Excluding case or pouch, caps and other detachable accessories (lens hood, close-up adapter, tripod adapter etc.).

Maximum diameter x Length

Excluding case or pouch, caps and other detachable accessories (lens hood, close-up adapter, tripod adapter etc.).

For lenses with collapsible design, the length is indicated for the working (retracted) state.

Weather sealing

A rubber material which is inserted in between each externally exposed part (manual focus and zoom rings, buttons, switch panels etc.) to ensure it is properly sealed against dust and moisture.

Lenses that accept front mounted filters typically do not have gaskets behind the filter mount. It is recommended to use a filter for complete weather resistance when desired.

Fluorine coating

Helps keep lenses clean by reducing the possibility of dust and dirt adhering to the lens and by facilitating cleaning should the need arise. Applied to the outer surface of the front and/or rear lens elements over multi-coatings.

Filters

Lens filters are accessories that can protect lenses from dirt and damage, enhance colors, minimize glare and reflections, and add creative effects to images.

Lens hood

A lens hood or lens shade is a device used on the end of a lens to block the sun or other light source in order to prevent glare and lens flare. Flare occurs when stray light strikes the front element of a lens and then bounces around within the lens. This stray light often comes from very bright light sources, such as the sun, bright studio lights, or a bright white background.

The geometry of the lens hood can vary from a plain cylindrical or conical section to a more complex shape, sometimes called a petal, tulip, or flower hood. This allows the lens hood to block stray light with the higher portions of the lens hood, while allowing more light into the corners of the image through the lowered portions of the hood.

Lens hoods are more prominent in long focus lenses because they have a smaller viewing angle than that of wide-angle lenses. For wide angle lenses, the length of the hood cannot be as long as those for telephoto lenses, as a longer hood would enter the wider field of view of the lens.

Lens hoods are often designed to fit onto the matching lens facing either forward, for normal use, or backwards, so that the hood may be stored with the lens without occupying much additional space. In addition, lens hoods can offer some degree of physical protection for the lens due to the hood extending farther than the lens itself.

Teleconverters

Teleconverters increase the effective focal length of lenses. They also usually maintain the closest focusing distance of lenses, thus increasing the magnification significantly. A lens combined with a teleconverter is normally smaller, lighter and cheaper than a "direct" telephoto lens of the same focal length and speed.

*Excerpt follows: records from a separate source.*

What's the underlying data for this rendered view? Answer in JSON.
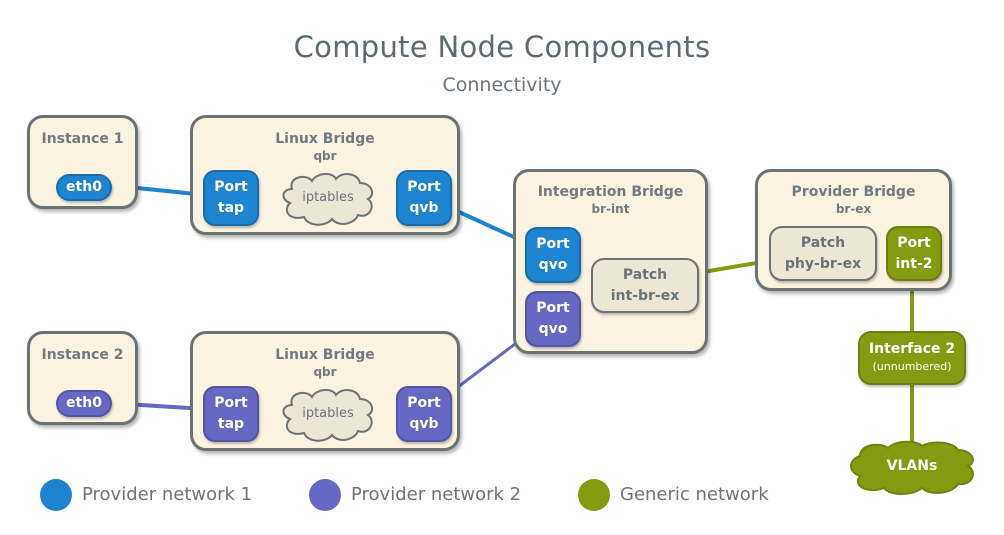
{
  "header": {
    "title": "Compute Node Components",
    "subtitle": "Connectivity"
  },
  "colors": {
    "provider_network_1": "#1e84d0",
    "provider_network_2": "#6767c4",
    "generic_network": "#849a10",
    "box_fill": "#fbf3e2",
    "patch_fill": "#ece6d6",
    "border": "#6b7274"
  },
  "instance1": {
    "title": "Instance 1",
    "port": "eth0"
  },
  "instance2": {
    "title": "Instance 2",
    "port": "eth0"
  },
  "linux_bridge1": {
    "title": "Linux Bridge",
    "subtitle": "qbr",
    "port_tap": {
      "line1": "Port",
      "line2": "tap"
    },
    "firewall": "iptables",
    "port_qvb": {
      "line1": "Port",
      "line2": "qvb"
    }
  },
  "linux_bridge2": {
    "title": "Linux Bridge",
    "subtitle": "qbr",
    "port_tap": {
      "line1": "Port",
      "line2": "tap"
    },
    "firewall": "iptables",
    "port_qvb": {
      "line1": "Port",
      "line2": "qvb"
    }
  },
  "integration_bridge": {
    "title": "Integration Bridge",
    "subtitle": "br-int",
    "port_qvo1": {
      "line1": "Port",
      "line2": "qvo"
    },
    "port_qvo2": {
      "line1": "Port",
      "line2": "qvo"
    },
    "patch": {
      "line1": "Patch",
      "line2": "int-br-ex"
    }
  },
  "provider_bridge": {
    "title": "Provider Bridge",
    "subtitle": "br-ex",
    "patch": {
      "line1": "Patch",
      "line2": "phy-br-ex"
    },
    "port": {
      "line1": "Port",
      "line2": "int-2"
    }
  },
  "interface2": {
    "title": "Interface 2",
    "subtitle": "(unnumbered)"
  },
  "vlans": {
    "label": "VLANs"
  },
  "legend": [
    {
      "label": "Provider network 1",
      "color": "#1e84d0"
    },
    {
      "label": "Provider network 2",
      "color": "#6767c4"
    },
    {
      "label": "Generic network",
      "color": "#849a10"
    }
  ]
}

Teleconverters are a convenient way of enhancing telephoto capability, but it comes at a cost − reduced maximum aperture. Also, since teleconverters magnify every detail in the image, they logically also magnify residual aberrations of the lens.

Lens caps

Scratched lens surfaces can spoil the definition and contrast of even the finest lenses. Lens covers are the best and most inexpensive protection available against dust, moisture and abrasion. Safeguard lens elements - both front and rear - whenever the lens is not in use.